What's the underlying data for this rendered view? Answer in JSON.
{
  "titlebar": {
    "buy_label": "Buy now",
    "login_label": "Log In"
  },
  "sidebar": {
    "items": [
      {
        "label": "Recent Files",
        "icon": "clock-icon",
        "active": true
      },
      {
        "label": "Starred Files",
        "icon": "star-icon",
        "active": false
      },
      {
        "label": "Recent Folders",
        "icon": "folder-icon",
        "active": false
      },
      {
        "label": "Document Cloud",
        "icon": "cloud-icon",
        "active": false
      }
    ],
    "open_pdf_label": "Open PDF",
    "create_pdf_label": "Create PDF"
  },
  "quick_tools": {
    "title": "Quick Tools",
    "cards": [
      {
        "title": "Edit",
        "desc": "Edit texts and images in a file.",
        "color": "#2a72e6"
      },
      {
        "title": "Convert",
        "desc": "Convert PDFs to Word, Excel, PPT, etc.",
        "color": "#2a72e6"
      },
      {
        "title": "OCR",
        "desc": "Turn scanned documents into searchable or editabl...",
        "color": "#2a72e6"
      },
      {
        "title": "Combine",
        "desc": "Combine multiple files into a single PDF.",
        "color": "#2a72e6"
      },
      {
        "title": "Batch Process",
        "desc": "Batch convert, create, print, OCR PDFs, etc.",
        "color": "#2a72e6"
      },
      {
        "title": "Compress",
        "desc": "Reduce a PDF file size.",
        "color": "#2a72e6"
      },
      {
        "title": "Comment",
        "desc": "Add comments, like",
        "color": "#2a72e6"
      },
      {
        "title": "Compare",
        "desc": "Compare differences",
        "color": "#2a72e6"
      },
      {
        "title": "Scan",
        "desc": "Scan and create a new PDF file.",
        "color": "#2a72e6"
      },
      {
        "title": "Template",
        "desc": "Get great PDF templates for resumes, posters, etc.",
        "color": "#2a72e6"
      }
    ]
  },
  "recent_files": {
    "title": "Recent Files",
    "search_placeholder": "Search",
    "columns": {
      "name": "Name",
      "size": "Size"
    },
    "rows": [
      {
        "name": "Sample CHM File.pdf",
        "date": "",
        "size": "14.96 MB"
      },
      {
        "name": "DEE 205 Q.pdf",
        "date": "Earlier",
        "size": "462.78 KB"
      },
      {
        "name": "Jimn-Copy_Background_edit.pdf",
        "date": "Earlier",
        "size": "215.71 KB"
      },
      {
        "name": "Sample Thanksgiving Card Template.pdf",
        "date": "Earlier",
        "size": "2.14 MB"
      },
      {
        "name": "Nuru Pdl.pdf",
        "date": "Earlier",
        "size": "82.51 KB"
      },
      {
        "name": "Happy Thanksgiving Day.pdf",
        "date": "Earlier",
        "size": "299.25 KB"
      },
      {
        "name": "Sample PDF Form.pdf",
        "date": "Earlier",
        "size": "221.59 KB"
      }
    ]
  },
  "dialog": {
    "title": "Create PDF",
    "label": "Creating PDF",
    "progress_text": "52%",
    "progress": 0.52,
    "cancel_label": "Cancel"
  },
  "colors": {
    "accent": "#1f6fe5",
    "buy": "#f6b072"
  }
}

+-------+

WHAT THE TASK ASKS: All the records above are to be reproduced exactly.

RESPONSE TO THE TASK:
What's the underlying data for this rendered view? Answer in JSON.
{
  "titlebar": {
    "buy_label": "Buy now",
    "login_label": "Log In"
  },
  "sidebar": {
    "items": [
      {
        "label": "Recent Files",
        "icon": "clock-icon",
        "active": true
      },
      {
        "label": "Starred Files",
        "icon": "star-icon",
        "active": false
      },
      {
        "label": "Recent Folders",
        "icon": "folder-icon",
        "active": false
      },
      {
        "label": "Document Cloud",
        "icon": "cloud-icon",
        "active": false
      }
    ],
    "open_pdf_label": "Open PDF",
    "create_pdf_label": "Create PDF"
  },
  "quick_tools": {
    "title": "Quick Tools",
    "cards": [
      {
        "title": "Edit",
        "desc": "Edit texts and images in a file.",
        "color": "#2a72e6"
      },
      {
        "title": "Convert",
        "desc": "Convert PDFs to Word, Excel, PPT, etc.",
        "color": "#2a72e6"
      },
      {
        "title": "OCR",
        "desc": "Turn scanned documents into searchable or editabl...",
        "color": "#2a72e6"
      },
      {
        "title": "Combine",
        "desc": "Combine multiple files into a single PDF.",
        "color": "#2a72e6"
      },
      {
        "title": "Batch Process",
        "desc": "Batch convert, create, print, OCR PDFs, etc.",
        "color": "#2a72e6"
      },
      {
        "title": "Compress",
        "desc": "Reduce a PDF file size.",
        "color": "#2a72e6"
      },
      {
        "title": "Comment",
        "desc": "Add comments, like",
        "color": "#2a72e6"
      },
      {
        "title": "Compare",
        "desc": "Compare differences",
        "color": "#2a72e6"
      },
      {
        "title": "Scan",
        "desc": "Scan and create a new PDF file.",
        "color": "#2a72e6"
      },
      {
        "title": "Template",
        "desc": "Get great PDF templates for resumes, posters, etc.",
        "color": "#2a72e6"
      }
    ]
  },
  "recent_files": {
    "title": "Recent Files",
    "search_placeholder": "Search",
    "columns": {
      "name": "Name",
      "size": "Size"
    },
    "rows": [
      {
        "name": "Sample CHM File.pdf",
        "date": "",
        "size": "14.96 MB"
      },
      {
        "name": "DEE 205 Q.pdf",
        "date": "Earlier",
        "size": "462.78 KB"
      },
      {
        "name": "Jimn-Copy_Background_edit.pdf",
        "date": "Earlier",
        "size": "215.71 KB"
      },
      {
        "name": "Sample Thanksgiving Card Template.pdf",
        "date": "Earlier",
        "size": "2.14 MB"
      },
      {
        "name": "Nuru Pdl.pdf",
        "date": "Earlier",
        "size": "82.51 KB"
      },
      {
        "name": "Happy Thanksgiving Day.pdf",
        "date": "Earlier",
        "size": "299.25 KB"
      },
      {
        "name": "Sample PDF Form.pdf",
        "date": "Earlier",
        "size": "221.59 KB"
      }
    ]
  },
  "dialog": {
    "title": "Create PDF",
    "label": "Creating PDF",
    "progress_text": "52%",
    "progress": 0.52,
    "cancel_label": "Cancel"
  },
  "colors": {
    "accent": "#1f6fe5",
    "buy": "#f6b072"
  }
}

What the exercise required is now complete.